Texas Public Information Act FAQs
The Texas Public Information Act, formerly known as the Open Records Act is located at Chapter 552 of the Texas Government Code. The Act provides a mechanism for the general public and media outlets to inspect or copy the Authority's records. It also allows Capital Metro to withhold its records from the general public under certain circumstances.
- The request must be made in writing. The TPIA is triggered when a person submits a written request to the Authority. Note, the request must ask for information that is already in existence. Written requests include a request submitted by hand delivery, U.S. Mail, electronic mail or facsimile. Please download and complete Capital Metro's official form for requestors to help expedite the process.
- Employees must direct all requests to our public information request site at capmetro.org/legal to follow the procedures posted there.
- Any information that is accessed, collected, assembled or maintained by Capital Metro is subject to the Public Information Act. The format (e.g. paper, electronic, microfilm, DVR video, DriveCam video, audio recordings, etc.) of the record does not affect its status as a public record.
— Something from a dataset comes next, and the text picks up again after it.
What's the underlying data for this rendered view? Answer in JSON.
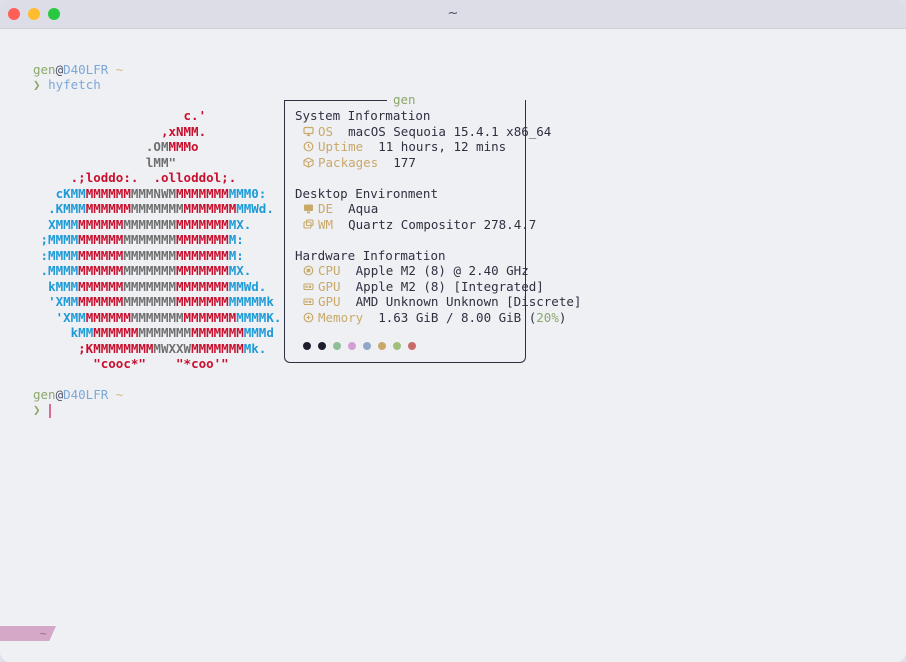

Information means documents, photos, data, video that exists at the time of the request.
- There is no “magic language” required to trigger the Texas Public Information Act. However, the written request must be for a piece of information or document that can be produced, not just by asking a question.
- If staff requires clarification from the requestor on the content of the request for information, they should notify Public Information Coordinator to do so on their behalf. In your request for clarification, please indicate what types of questions need to be asked of the requestor in order for you to identify what they are asking for. It is helpful to provide some examples of documents that their request could but may not be what they actually seek. Staff should notify Legal with their request for clarification within 5-business days upon receipt of the written request.
- No. Capital Metro staff cannot inquire why they want the records or about the purpose for the records will be used. However, if the request is unclear, very broad, or voluminous, Capital Metro through its Legal Department may ask the requestor to more clearly identify or narrow his or her request.
- Capital Metro has a reasonable time of 10-business days after the date of receipt of the request to provide a response.
- Yes. If staff requires additional time to gather information responsive to the request beyond the 10-day response time, then staff must notify Legal within 5-business days of initial request and provide the anticipated date as to when the information will be provided.
- Yes, in some instances. Under the TPIA, charges to produce information compiled and maintained by the Authority may incur a charge if it is more than 50 pages.